Quelle: und

Den für mich unerwarteten zweiten großen Absturz in der Corona Pandemie hat Heribert Prantl vor 2 Tagen im Hangar-7 hingelegt. Bei Artikel 2 GG hat Prantl offensichtlich nur den ersten Halbsatz von (1) gelesen:

(1) Jeder hat das Recht auf die freie Entfaltung seiner Persönlichkeit, soweit er nicht die Rechte anderer verletzt und nicht gegen die verfassungsmäßige Ordnung oder das Sittengesetz verstößt.

(2) Jeder hat das Recht auf Leben und körperliche Unversehrtheit. Die Freiheit der Person ist unverletzlich. In diese Rechte darf nur auf Grund eines Gesetzes eingegriffen werden.

COVID-19 Mortalität V: Vergleich Schweiz/Österreich

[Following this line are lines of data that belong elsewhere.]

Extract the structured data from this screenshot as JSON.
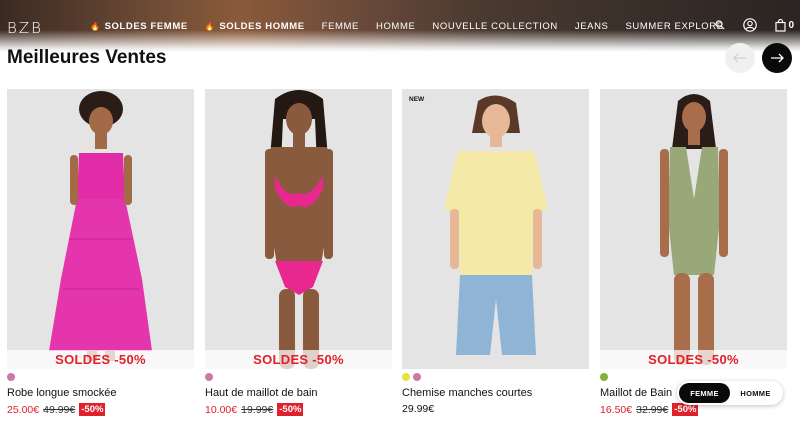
{
  "header": {
    "logo": "BZB",
    "nav": [
      {
        "label": "SOLDES FEMME",
        "sale": true
      },
      {
        "label": "SOLDES HOMME",
        "sale": true
      },
      {
        "label": "FEMME",
        "sale": false
      },
      {
        "label": "HOMME",
        "sale": false
      },
      {
        "label": "NOUVELLE COLLECTION",
        "sale": false
      },
      {
        "label": "JEANS",
        "sale": false
      },
      {
        "label": "SUMMER EXPLORE",
        "sale": false
      }
    ],
    "icons": [
      "search-icon",
      "account-icon",
      "bag-icon"
    ],
    "cart_count": "0"
  },
  "section": {
    "title": "Meilleures Ventes"
  },
  "products": [
    {
      "name": "Robe longue smockée",
      "badge": "",
      "sale_label": "SOLDES -50%",
      "swatches": [
        "#c97aa6"
      ],
      "price": "25.00€",
      "old_price": "49.99€",
      "discount": "-50%"
    },
    {
      "name": "Haut de maillot de bain",
      "badge": "",
      "sale_label": "SOLDES -50%",
      "swatches": [
        "#c97aa6"
      ],
      "price": "10.00€",
      "old_price": "19.99€",
      "discount": "-50%"
    },
    {
      "name": "Chemise manches courtes",
      "badge": "NEW",
      "sale_label": "",
      "swatches": [
        "#e8e23a",
        "#c97aa6"
      ],
      "price": "29.99€",
      "old_price": "",
      "discount": ""
    },
    {
      "name": "Maillot de Bain",
      "badge": "",
      "sale_label": "SOLDES -50%",
      "swatches": [
        "#7fb236"
      ],
      "price": "16.50€",
      "old_price": "32.99€",
      "discount": "-50%"
    }
  ],
  "gender_toggle": {
    "options": [
      "FEMME",
      "HOMME"
    ],
    "selected": "FEMME"
  },
  "colors": {
    "sale_red": "#e0202a",
    "dark": "#0a0a0a"
  }
}
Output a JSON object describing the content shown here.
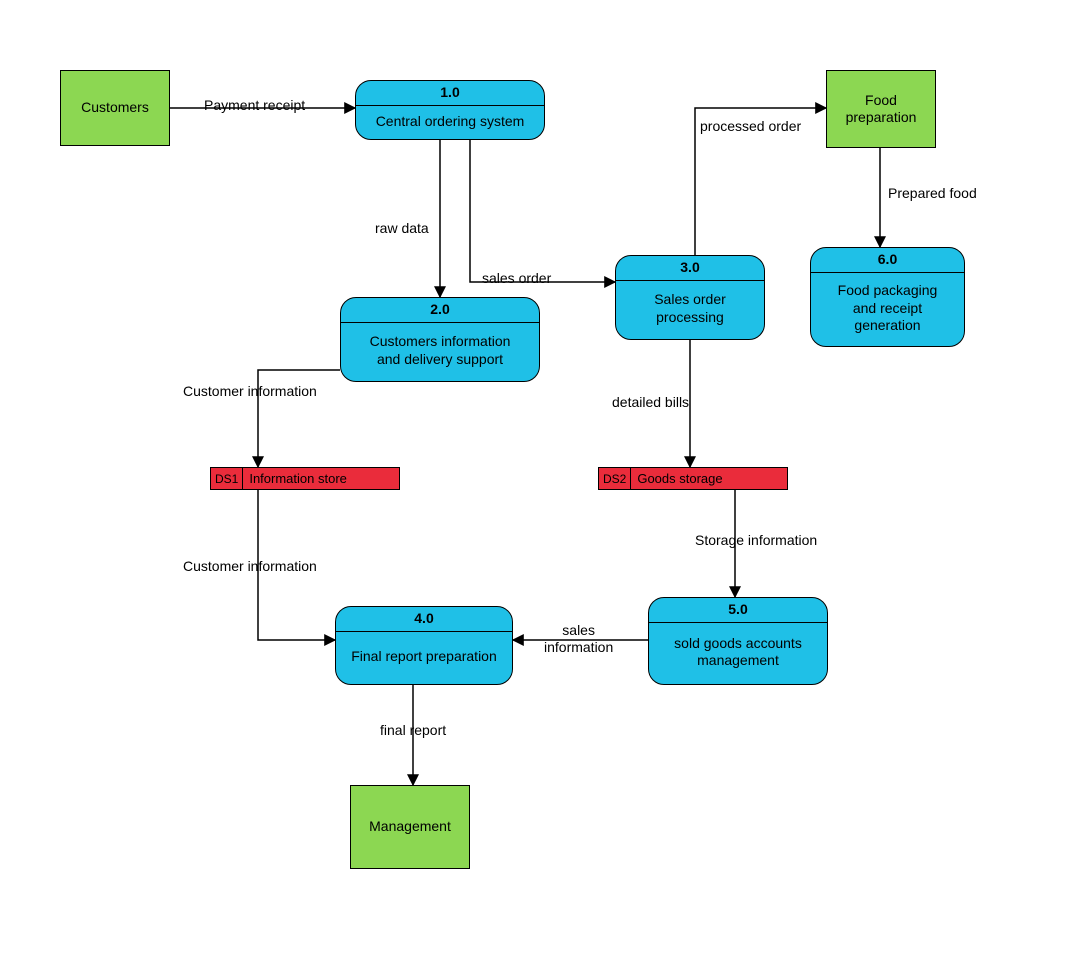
{
  "entities": {
    "customers": {
      "label": "Customers"
    },
    "food_prep": {
      "label": "Food\npreparation"
    },
    "management": {
      "label": "Management"
    }
  },
  "processes": {
    "p1": {
      "num": "1.0",
      "name": "Central ordering system"
    },
    "p2": {
      "num": "2.0",
      "name": "Customers information\nand delivery support"
    },
    "p3": {
      "num": "3.0",
      "name": "Sales order\nprocessing"
    },
    "p4": {
      "num": "4.0",
      "name": "Final report preparation"
    },
    "p5": {
      "num": "5.0",
      "name": "sold goods accounts\nmanagement"
    },
    "p6": {
      "num": "6.0",
      "name": "Food packaging\nand receipt\ngeneration"
    }
  },
  "datastores": {
    "ds1": {
      "id": "DS1",
      "name": "Information store"
    },
    "ds2": {
      "id": "DS2",
      "name": "Goods storage"
    }
  },
  "flows": {
    "f_payment_receipt": "Payment receipt",
    "f_raw_data": "raw data",
    "f_sales_order": "sales order",
    "f_customer_info_1": "Customer information",
    "f_customer_info_2": "Customer information",
    "f_processed_order": "processed order",
    "f_prepared_food": "Prepared food",
    "f_detailed_bills": "detailed bills",
    "f_storage_info": "Storage information",
    "f_sales_info": "sales\ninformation",
    "f_final_report": "final report"
  },
  "colors": {
    "entity": "#8cd752",
    "process": "#1fc0e7",
    "datastore": "#ea2c3b"
  }
}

Hier noch ein Vergleich der Case Fatality Rate in Deutschland mit Österreich und der Schweiz.

Beide Länder haben in der ersten Phase offensichtlich dazu gelernt, wie man besser (nicht) beatmet, Deutschland hat eher nichts dazugelernt.


Quellen: RKI (Deutschland) AGES (Österreich) sowie Dashboard (Schweiz) Download am 24.1.2021. CFR im gleitenden Mittel aus Fällen 14 Tage vor und Todesfällen 14 Tage nach dem Indextag. Letzter berichteter Wert 15.12.2020
Zeitungsausriss 29.10.2021, überprüft am 24.1.2021, Quelle

Uri Geller in Nature

Alle Nature Artikel in meinem engeren Arbeitsgebiet lagen daneben. Warum es  aber trotzdem als höchste Auszeichnung gilt, einen Artikel dort veröffentlicht zu haben? Wo doch die allermeisten Artikel nicht einmal besonders häufig zitiert werden?
Und das mit Kosten für den deutschen Steuerzahler in Höhe von 9,500€?

Vielleicht sollte man doch mal an einen der legendärsten Artikel in Nature erinnern – die Studie zu Uri Geller (James Randi der den Geller Betrug aufgeklärt hat ist gerade erst verstorben).

The establishment of ESP [extrasensory perception] could conceivable require a paradigm shift (in Kuhn’s sense) of the most fundamental kind and our concepts of mind-brain relationships and cobsciousness would need radical alteration.

Es ist dabei nicht so sehr ein einzelner Artikel (den man natürlich hätte veröffentlichen können) sondern der monatelange Hype, der hier befeuert wurde.

Doch zurück zu den 9,500€ von den kein Reviewer einen Cent sieht. Undark hat eine vernichtende Analyse des Geschäftsmodells

But Springer Nature’s announcement also exposes a deep structural problem in scientific publishing. The proposed author fee, known as an article processing charge, or APC, is several times higher than what other publishers charge; it will likely be out of reach for researchers working outside of the world’s top institutions. Viewed in that light, Springer Nature’s move to open access seems less like a step toward equity and more like a corporation taking advantage of an uneven scientific funding landscape to increase its profits.